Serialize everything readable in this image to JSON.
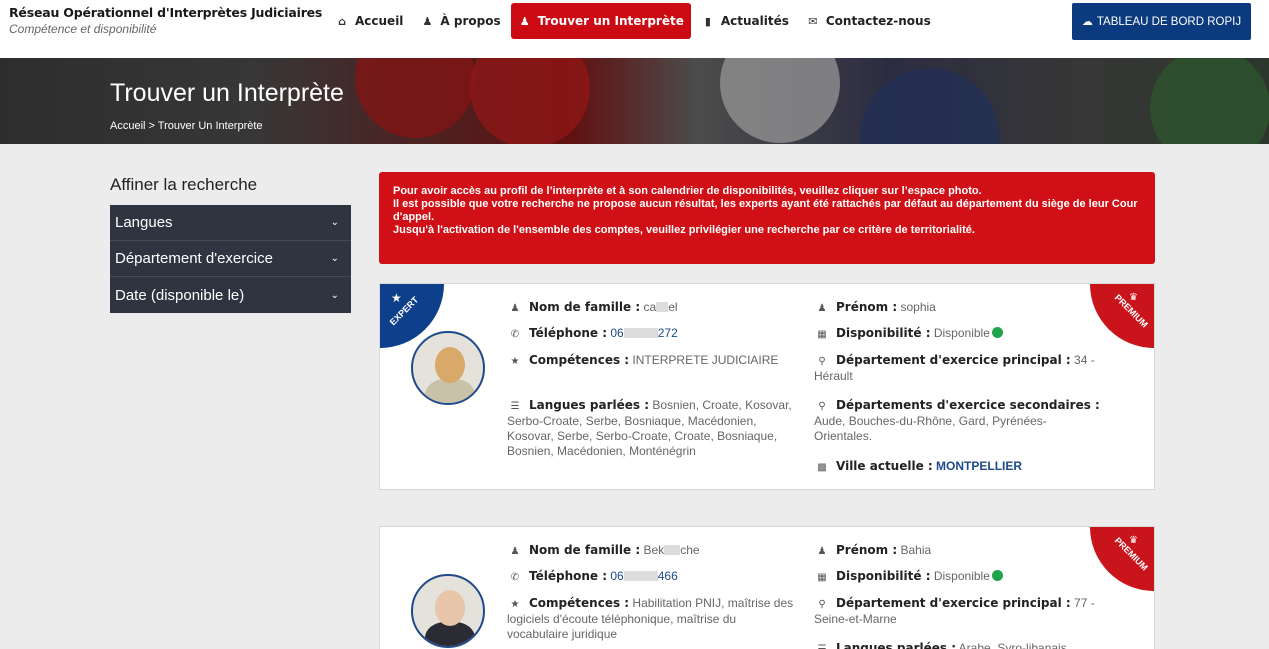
{
  "header": {
    "brand_title": "Réseau Opérationnel d'Interprètes Judiciaires",
    "brand_subtitle": "Compétence et disponibilité",
    "nav": [
      {
        "label": "Accueil",
        "icon": "home-icon"
      },
      {
        "label": "À propos",
        "icon": "users-icon"
      },
      {
        "label": "Trouver un Interprète",
        "icon": "user-icon"
      },
      {
        "label": "Actualités",
        "icon": "book-icon"
      },
      {
        "label": "Contactez-nous",
        "icon": "envelope-icon"
      }
    ],
    "dashboard_button": "TABLEAU DE BORD ROPIJ"
  },
  "banner": {
    "title": "Trouver un Interprète",
    "breadcrumb": "Accueil > Trouver Un Interprète"
  },
  "sidebar": {
    "title": "Affiner la recherche",
    "filters": [
      "Langues",
      "Département d'exercice",
      "Date (disponible le)"
    ]
  },
  "alert": {
    "lines": [
      "Pour avoir accès au profil de l’interprète et à son calendrier de disponibilités, veuillez cliquer sur l’espace photo.",
      "Il est possible que votre recherche ne propose aucun résultat, les experts ayant été rattachés par défaut au département du siège de leur Cour d'appel.",
      "Jusqu'à l'activation de l'ensemble des comptes, veuillez privilégier une recherche par ce critère de territorialité."
    ]
  },
  "cards": [
    {
      "badge_left": "EXPERT",
      "badge_right": "PREMIUM",
      "nom_label": "Nom de famille :",
      "nom_value_start": "ca",
      "nom_value_end": "el",
      "tel_label": "Téléphone :",
      "tel_start": "06",
      "tel_end": "272",
      "comp_label": "Compétences :",
      "comp_value": "INTERPRETE JUDICIAIRE",
      "langues_label": "Langues parlées :",
      "langues_value": "Bosnien, Croate, Kosovar, Serbo-Croate, Serbe, Bosniaque, Macédonien, Kosovar, Serbe, Serbo-Croate, Croate, Bosniaque, Bosnien, Macédonien, Monténégrin",
      "prenom_label": "Prénom :",
      "prenom_value": "sophia",
      "dispo_label": "Disponibilité :",
      "dispo_value": "Disponible",
      "dept_label": "Département d'exercice principal :",
      "dept_value": "34 - Hérault",
      "dept2_label": "Départements d'exercice secondaires :",
      "dept2_value": "Aude, Bouches-du-Rhône, Gard, Pyrénées-Orientales.",
      "ville_label": "Ville actuelle :",
      "ville_value": "MONTPELLIER",
      "status_color": "#1fa44a"
    },
    {
      "badge_right": "PREMIUM",
      "nom_label": "Nom de famille :",
      "nom_value_start": "Bek",
      "nom_value_end": "che",
      "tel_label": "Téléphone :",
      "tel_start": "06",
      "tel_end": "466",
      "comp_label": "Compétences :",
      "comp_value": "Habilitation PNIJ, maîtrise des logiciels d'écoute téléphonique, maîtrise du vocabulaire juridique",
      "prenom_label": "Prénom :",
      "prenom_value": "Bahia",
      "dispo_label": "Disponibilité :",
      "dispo_value": "Disponible",
      "dept_label": "Département d'exercice principal :",
      "dept_value": "77 - Seine-et-Marne",
      "langues_label": "Langues parlées :",
      "langues_value": "Arabe, Syro-libanais"
    }
  ],
  "colors": {
    "primary_red": "#cc0a14",
    "navy": "#0c3a7e",
    "sidebar_bg": "#2e3540",
    "available_green": "#1fa44a"
  }
}
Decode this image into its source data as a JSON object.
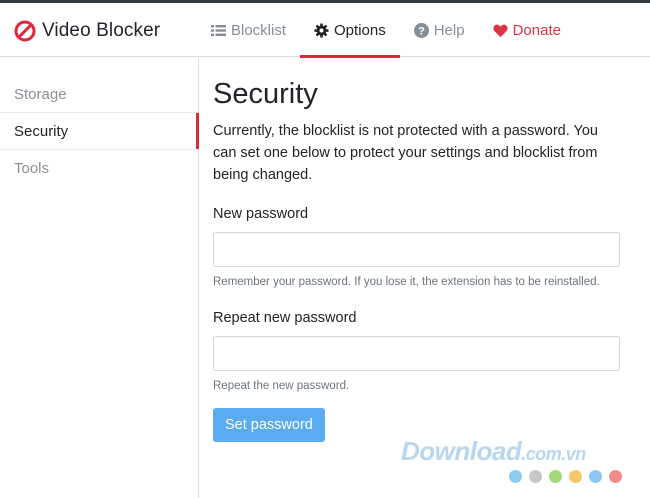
{
  "app": {
    "title": "Video Blocker",
    "accent_color": "#e0283c"
  },
  "nav": {
    "items": [
      {
        "label": "Blocklist",
        "icon": "list-icon"
      },
      {
        "label": "Options",
        "icon": "gear-icon",
        "active": true
      },
      {
        "label": "Help",
        "icon": "question-circle-icon"
      },
      {
        "label": "Donate",
        "icon": "heart-icon",
        "color": "#dc3545"
      }
    ]
  },
  "sidebar": {
    "items": [
      {
        "label": "Storage"
      },
      {
        "label": "Security",
        "active": true
      },
      {
        "label": "Tools"
      }
    ]
  },
  "main": {
    "title": "Security",
    "intro": "Currently, the blocklist is not protected with a password. You can set one below to protect your settings and blocklist from being changed.",
    "new_password": {
      "label": "New password",
      "value": "",
      "help": "Remember your password. If you lose it, the extension has to be reinstalled."
    },
    "repeat_password": {
      "label": "Repeat new password",
      "value": "",
      "help": "Repeat the new password."
    },
    "submit_label": "Set password",
    "submit_color": "#5aabf0"
  },
  "watermark": {
    "text": "Download",
    "suffix": ".com.vn",
    "dot_colors": [
      "#8ecdf0",
      "#c7c7c7",
      "#a3d97a",
      "#f5c96b",
      "#8cc6f2",
      "#f28b8b"
    ]
  }
}
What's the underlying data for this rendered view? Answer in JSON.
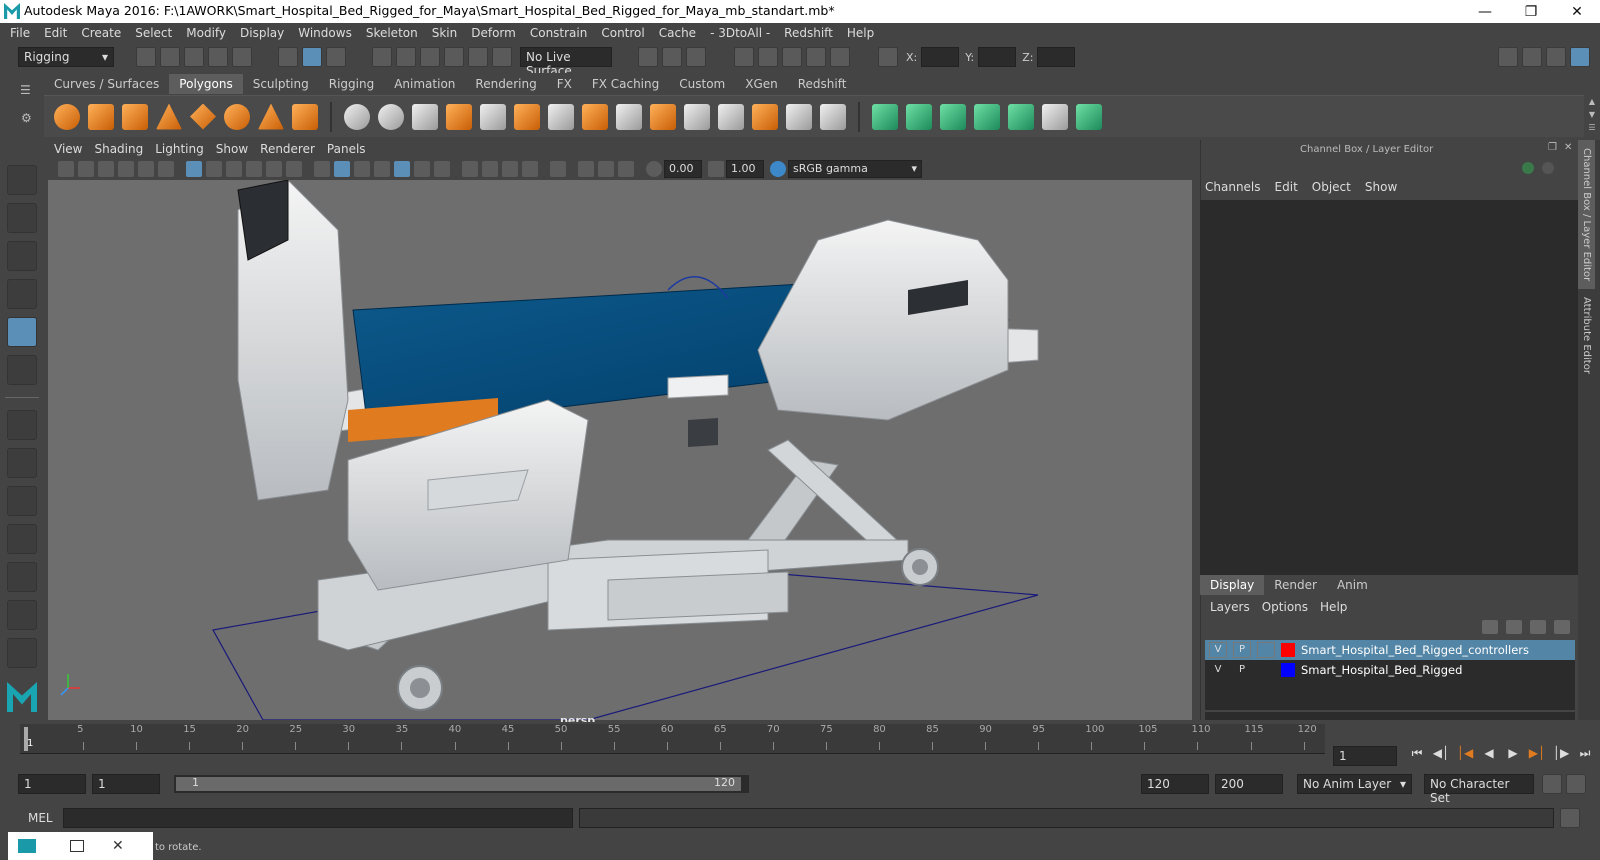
{
  "window": {
    "title": "Autodesk Maya 2016: F:\\1AWORK\\Smart_Hospital_Bed_Rigged_for_Maya\\Smart_Hospital_Bed_Rigged_for_Maya_mb_standart.mb*"
  },
  "menubar": [
    "File",
    "Edit",
    "Create",
    "Select",
    "Modify",
    "Display",
    "Windows",
    "Skeleton",
    "Skin",
    "Deform",
    "Constrain",
    "Control",
    "Cache",
    "- 3DtoAll -",
    "Redshift",
    "Help"
  ],
  "status": {
    "menuset": "Rigging",
    "live_surface": "No Live Surface",
    "x_label": "X:",
    "y_label": "Y:",
    "z_label": "Z:"
  },
  "shelf_tabs": [
    "Curves / Surfaces",
    "Polygons",
    "Sculpting",
    "Rigging",
    "Animation",
    "Rendering",
    "FX",
    "FX Caching",
    "Custom",
    "XGen",
    "Redshift"
  ],
  "shelf_active": "Polygons",
  "viewport": {
    "menu": [
      "View",
      "Shading",
      "Lighting",
      "Show",
      "Renderer",
      "Panels"
    ],
    "exposure": "0.00",
    "gamma": "1.00",
    "colorspace": "sRGB gamma",
    "camera": "persp"
  },
  "channel_box": {
    "title": "Channel Box / Layer Editor",
    "menu": [
      "Channels",
      "Edit",
      "Object",
      "Show"
    ],
    "tabs": [
      "Display",
      "Render",
      "Anim"
    ],
    "layer_menu": [
      "Layers",
      "Options",
      "Help"
    ],
    "layers": [
      {
        "v": "V",
        "p": "P",
        "name": "Smart_Hospital_Bed_Rigged_controllers",
        "color": "#ff0000",
        "selected": true
      },
      {
        "v": "V",
        "p": "P",
        "name": "Smart_Hospital_Bed_Rigged",
        "color": "#0000ff",
        "selected": false
      }
    ],
    "side_tabs": [
      "Channel Box / Layer Editor",
      "Attribute Editor"
    ]
  },
  "timeline": {
    "ticks": [
      "5",
      "10",
      "15",
      "20",
      "25",
      "30",
      "35",
      "40",
      "45",
      "50",
      "55",
      "60",
      "65",
      "70",
      "75",
      "80",
      "85",
      "90",
      "95",
      "100",
      "105",
      "110",
      "115",
      "120"
    ],
    "start_marker": "1",
    "current_frame": "1"
  },
  "range": {
    "start": "1",
    "playback_start": "1",
    "slider_start": "1",
    "slider_end": "120",
    "playback_end": "120",
    "end": "200",
    "anim_layer": "No Anim Layer",
    "char_set": "No Character Set"
  },
  "mel": {
    "label": "MEL"
  },
  "help": {
    "text": "to rotate."
  }
}
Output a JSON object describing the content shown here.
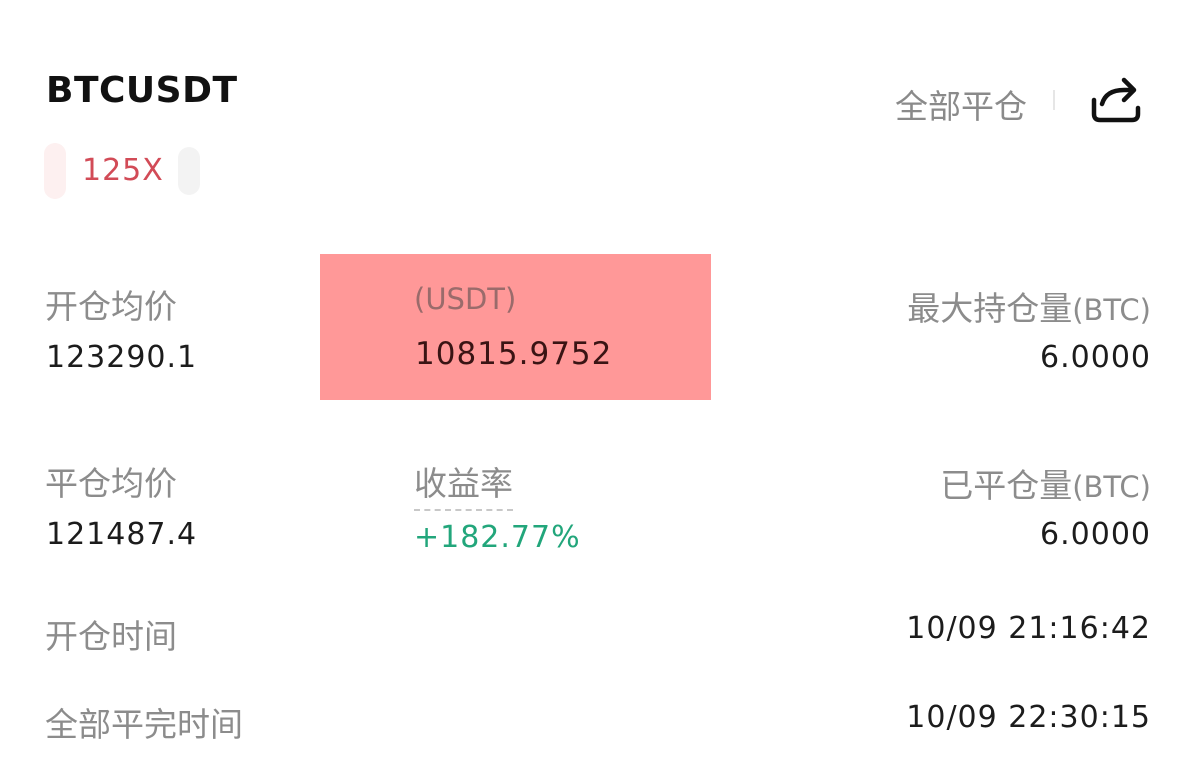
{
  "header": {
    "symbol": "BTCUSDT",
    "leverage": "125X",
    "close_all_label": "全部平仓",
    "share_icon": "share-icon"
  },
  "details": {
    "open_avg_price": {
      "label": "开仓均价",
      "value": "123290.1"
    },
    "pnl": {
      "unit": "(USDT)",
      "value": "10815.9752"
    },
    "max_position": {
      "label": "最大持仓量",
      "unit": "(BTC)",
      "value": "6.0000"
    },
    "close_avg_price": {
      "label": "平仓均价",
      "value": "121487.4"
    },
    "roe": {
      "label": "收益率",
      "value": "+182.77%"
    },
    "closed_qty": {
      "label": "已平仓量",
      "unit": "(BTC)",
      "value": "6.0000"
    },
    "open_time": {
      "label": "开仓时间",
      "value": "10/09 21:16:42"
    },
    "full_close_time": {
      "label": "全部平完时间",
      "value": "10/09 22:30:15"
    }
  },
  "colors": {
    "leverage_red": "#d24b57",
    "profit_green": "#22a67b",
    "redaction_block": "#ff9898",
    "label_gray": "#8c8c8c"
  }
}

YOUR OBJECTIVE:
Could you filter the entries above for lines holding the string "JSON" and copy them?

REPLY:
Serialize everything readable in this image to JSON.
Decode this image into its source data as a JSON object.
What's the underlying data for this rendered view? Answer in JSON.
Output a JSON object describing the content shown here.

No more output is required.